TASK REQUIREMENTS — Each line holding the string "JSON" is to be copied from the data.

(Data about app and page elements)
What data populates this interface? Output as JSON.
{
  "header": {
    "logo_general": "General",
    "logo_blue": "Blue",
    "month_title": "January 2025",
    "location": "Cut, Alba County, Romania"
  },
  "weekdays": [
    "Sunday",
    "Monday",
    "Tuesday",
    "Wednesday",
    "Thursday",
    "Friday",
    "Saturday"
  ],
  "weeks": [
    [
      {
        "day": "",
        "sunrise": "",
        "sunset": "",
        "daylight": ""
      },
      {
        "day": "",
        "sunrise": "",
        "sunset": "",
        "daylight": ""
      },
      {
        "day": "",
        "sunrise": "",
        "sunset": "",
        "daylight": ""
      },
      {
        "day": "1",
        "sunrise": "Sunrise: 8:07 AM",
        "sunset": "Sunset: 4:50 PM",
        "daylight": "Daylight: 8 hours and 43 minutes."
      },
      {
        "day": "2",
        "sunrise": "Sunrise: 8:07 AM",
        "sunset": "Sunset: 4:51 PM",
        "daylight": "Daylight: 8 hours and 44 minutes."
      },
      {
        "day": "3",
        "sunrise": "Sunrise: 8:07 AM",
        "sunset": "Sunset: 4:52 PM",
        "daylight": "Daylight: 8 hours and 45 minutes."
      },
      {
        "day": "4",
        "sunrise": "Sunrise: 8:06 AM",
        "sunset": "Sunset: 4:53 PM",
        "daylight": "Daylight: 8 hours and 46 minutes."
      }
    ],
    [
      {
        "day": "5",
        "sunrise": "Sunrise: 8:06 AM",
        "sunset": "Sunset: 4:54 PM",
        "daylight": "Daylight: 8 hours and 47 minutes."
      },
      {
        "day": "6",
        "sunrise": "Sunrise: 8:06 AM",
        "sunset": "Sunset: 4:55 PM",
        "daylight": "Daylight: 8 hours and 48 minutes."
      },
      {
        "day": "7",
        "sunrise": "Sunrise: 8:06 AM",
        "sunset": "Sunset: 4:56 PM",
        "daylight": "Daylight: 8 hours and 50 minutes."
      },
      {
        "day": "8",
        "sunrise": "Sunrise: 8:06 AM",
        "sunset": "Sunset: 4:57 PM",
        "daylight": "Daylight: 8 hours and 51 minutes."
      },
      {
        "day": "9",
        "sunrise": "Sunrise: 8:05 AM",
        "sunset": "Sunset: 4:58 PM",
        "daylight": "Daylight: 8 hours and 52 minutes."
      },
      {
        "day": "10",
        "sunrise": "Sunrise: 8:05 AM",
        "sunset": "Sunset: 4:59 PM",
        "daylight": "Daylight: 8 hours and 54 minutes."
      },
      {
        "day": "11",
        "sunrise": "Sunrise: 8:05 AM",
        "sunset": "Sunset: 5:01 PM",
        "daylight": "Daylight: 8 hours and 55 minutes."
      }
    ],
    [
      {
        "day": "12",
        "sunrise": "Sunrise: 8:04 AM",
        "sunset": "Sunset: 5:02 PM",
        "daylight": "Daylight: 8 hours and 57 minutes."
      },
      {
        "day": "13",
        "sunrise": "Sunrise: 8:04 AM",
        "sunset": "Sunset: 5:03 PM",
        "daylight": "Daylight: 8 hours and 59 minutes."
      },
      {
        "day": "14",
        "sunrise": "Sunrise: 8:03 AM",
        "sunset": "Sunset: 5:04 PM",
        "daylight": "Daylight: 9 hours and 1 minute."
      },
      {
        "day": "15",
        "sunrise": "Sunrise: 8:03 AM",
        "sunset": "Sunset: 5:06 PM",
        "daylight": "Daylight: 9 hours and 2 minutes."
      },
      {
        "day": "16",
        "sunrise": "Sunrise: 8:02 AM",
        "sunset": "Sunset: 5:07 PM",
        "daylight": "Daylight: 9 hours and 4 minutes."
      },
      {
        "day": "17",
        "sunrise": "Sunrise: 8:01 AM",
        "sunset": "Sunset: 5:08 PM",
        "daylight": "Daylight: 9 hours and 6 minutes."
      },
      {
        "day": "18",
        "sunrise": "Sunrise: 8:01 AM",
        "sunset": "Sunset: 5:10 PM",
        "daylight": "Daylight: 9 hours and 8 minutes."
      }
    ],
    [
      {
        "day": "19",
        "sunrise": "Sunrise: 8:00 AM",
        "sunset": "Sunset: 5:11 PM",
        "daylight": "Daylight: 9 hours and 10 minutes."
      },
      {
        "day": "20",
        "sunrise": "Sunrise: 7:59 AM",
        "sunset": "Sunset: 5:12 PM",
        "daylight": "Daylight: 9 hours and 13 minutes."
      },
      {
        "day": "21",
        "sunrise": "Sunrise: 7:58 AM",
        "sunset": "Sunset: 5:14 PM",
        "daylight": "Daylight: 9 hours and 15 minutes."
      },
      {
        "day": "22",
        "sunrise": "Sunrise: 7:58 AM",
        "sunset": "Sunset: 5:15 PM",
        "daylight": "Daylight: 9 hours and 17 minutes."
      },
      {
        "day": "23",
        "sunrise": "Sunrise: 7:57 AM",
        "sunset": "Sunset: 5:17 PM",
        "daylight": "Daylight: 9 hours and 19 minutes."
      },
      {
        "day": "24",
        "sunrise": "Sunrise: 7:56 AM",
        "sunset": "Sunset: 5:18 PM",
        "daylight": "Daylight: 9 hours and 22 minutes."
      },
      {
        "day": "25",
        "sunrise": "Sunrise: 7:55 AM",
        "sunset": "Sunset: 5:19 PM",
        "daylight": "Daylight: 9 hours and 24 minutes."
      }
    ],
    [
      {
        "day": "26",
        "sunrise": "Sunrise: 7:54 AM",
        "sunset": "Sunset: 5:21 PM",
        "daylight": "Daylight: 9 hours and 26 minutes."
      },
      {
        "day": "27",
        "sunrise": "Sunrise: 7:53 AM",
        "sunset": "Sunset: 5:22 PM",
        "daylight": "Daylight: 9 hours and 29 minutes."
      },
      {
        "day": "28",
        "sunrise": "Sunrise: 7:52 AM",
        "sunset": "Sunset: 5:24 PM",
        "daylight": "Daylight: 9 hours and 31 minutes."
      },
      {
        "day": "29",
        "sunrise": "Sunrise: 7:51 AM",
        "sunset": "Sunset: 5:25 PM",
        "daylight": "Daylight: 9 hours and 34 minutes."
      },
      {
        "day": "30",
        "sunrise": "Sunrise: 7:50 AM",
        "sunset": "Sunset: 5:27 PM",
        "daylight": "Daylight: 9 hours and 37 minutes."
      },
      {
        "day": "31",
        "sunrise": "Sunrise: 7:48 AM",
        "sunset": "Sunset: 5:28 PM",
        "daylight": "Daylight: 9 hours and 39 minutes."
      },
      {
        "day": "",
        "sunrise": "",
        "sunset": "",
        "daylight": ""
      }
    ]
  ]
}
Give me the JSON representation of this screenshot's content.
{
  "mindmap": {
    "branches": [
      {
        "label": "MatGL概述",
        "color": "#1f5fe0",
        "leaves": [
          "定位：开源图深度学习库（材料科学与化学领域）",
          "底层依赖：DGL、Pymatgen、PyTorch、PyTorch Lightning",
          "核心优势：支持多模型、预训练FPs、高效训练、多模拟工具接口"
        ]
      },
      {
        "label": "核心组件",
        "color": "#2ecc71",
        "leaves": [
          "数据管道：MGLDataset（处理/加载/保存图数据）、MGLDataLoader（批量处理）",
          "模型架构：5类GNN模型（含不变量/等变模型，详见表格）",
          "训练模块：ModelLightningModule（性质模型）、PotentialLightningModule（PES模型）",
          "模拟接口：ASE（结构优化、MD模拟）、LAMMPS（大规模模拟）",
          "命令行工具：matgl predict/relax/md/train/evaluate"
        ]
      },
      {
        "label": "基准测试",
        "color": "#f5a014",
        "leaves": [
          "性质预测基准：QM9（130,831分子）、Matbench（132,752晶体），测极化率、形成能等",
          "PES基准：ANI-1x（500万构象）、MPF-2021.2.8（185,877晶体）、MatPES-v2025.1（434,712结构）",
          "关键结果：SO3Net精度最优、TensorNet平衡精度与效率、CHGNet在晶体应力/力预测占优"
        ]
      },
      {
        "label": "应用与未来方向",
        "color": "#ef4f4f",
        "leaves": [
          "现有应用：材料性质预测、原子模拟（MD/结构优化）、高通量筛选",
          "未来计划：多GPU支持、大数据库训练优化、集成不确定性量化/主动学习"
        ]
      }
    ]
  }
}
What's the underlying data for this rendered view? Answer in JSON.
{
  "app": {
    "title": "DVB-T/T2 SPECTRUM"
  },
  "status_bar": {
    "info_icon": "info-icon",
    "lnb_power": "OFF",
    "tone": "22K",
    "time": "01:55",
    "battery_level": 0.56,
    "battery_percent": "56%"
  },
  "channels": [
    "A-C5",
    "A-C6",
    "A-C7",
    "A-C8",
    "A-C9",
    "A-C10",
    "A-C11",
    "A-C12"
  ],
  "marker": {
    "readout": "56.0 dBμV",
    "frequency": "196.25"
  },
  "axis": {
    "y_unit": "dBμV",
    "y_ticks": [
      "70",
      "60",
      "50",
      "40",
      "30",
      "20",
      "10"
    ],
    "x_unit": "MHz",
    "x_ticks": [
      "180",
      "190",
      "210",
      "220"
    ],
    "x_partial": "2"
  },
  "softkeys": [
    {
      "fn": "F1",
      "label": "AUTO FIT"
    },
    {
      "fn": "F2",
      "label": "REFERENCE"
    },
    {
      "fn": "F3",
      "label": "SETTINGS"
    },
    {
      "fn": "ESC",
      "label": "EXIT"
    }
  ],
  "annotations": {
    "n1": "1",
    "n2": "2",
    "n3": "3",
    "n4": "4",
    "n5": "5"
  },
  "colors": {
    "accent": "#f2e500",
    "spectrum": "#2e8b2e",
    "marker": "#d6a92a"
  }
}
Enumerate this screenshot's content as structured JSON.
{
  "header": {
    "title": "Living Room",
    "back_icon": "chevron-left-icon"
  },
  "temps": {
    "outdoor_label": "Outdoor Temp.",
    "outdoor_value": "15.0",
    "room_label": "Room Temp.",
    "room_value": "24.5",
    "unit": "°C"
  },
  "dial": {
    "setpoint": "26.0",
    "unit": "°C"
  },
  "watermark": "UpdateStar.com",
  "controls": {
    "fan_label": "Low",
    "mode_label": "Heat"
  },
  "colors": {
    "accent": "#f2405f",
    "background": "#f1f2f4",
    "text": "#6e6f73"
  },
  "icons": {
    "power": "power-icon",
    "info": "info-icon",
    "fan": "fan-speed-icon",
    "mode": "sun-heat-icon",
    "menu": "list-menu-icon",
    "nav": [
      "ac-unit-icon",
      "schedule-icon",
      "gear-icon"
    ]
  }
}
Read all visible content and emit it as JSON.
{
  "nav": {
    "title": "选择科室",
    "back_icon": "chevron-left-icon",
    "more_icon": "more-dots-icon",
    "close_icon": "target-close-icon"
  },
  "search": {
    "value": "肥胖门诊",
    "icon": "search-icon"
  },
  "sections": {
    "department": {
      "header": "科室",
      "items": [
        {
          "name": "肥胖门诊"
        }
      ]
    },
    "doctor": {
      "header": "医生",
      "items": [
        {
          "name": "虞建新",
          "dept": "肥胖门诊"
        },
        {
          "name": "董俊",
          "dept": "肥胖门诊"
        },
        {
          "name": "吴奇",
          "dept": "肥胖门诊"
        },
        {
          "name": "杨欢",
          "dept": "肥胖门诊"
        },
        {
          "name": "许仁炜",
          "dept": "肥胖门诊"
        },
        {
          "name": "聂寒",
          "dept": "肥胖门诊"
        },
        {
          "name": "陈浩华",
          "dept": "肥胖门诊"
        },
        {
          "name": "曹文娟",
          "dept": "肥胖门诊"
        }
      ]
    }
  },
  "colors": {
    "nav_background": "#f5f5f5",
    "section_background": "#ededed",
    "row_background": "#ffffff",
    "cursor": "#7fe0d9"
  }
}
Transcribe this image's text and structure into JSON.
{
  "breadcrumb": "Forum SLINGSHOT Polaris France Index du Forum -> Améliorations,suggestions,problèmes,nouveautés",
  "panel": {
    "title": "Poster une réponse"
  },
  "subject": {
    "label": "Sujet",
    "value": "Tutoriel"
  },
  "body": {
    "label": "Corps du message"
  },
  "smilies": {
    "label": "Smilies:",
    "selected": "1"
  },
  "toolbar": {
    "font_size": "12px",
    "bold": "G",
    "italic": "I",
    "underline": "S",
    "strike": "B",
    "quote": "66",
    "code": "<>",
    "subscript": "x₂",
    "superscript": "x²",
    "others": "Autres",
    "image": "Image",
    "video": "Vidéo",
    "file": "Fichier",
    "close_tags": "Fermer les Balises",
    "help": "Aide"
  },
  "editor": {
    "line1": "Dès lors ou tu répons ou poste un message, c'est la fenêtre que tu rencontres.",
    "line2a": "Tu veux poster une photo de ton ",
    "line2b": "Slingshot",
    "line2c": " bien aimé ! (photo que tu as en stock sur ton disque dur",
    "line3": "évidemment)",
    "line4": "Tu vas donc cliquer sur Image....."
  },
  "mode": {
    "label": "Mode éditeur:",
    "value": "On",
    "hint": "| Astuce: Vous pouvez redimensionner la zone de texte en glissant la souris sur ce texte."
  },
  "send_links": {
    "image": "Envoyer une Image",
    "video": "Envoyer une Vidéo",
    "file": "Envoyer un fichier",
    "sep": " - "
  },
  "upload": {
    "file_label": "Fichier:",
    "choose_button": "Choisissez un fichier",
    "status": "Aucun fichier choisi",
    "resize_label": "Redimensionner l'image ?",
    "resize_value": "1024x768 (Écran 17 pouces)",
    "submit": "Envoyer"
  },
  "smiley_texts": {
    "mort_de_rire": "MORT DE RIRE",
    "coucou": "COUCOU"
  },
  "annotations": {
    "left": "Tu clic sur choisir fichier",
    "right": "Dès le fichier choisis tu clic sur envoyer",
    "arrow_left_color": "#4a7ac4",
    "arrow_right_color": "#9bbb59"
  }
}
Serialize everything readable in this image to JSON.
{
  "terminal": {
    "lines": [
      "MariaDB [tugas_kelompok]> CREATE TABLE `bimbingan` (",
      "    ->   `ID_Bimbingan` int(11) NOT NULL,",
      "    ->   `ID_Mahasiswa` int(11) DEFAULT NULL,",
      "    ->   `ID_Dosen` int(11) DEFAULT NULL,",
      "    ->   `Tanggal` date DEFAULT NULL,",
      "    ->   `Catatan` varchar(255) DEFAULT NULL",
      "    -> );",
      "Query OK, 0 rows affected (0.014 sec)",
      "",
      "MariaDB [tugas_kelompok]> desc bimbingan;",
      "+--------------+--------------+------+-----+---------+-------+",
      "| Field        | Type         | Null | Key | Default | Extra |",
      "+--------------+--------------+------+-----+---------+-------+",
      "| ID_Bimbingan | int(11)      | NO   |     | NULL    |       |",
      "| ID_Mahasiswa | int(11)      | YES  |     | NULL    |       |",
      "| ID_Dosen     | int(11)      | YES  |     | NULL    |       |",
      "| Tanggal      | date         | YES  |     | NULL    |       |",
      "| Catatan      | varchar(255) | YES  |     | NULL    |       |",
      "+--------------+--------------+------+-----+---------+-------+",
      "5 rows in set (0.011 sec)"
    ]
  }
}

EXERCISE RESULT —
What data populates this interface? Output as JSON.
Give me the JSON representation of this screenshot's content.
What's the underlying data for this rendered view? Answer in JSON.
Enumerate this screenshot's content as structured JSON.
Read all visible content and emit it as JSON.
Transcribe this image's text and structure into JSON.
Serialize everything readable in this image to JSON.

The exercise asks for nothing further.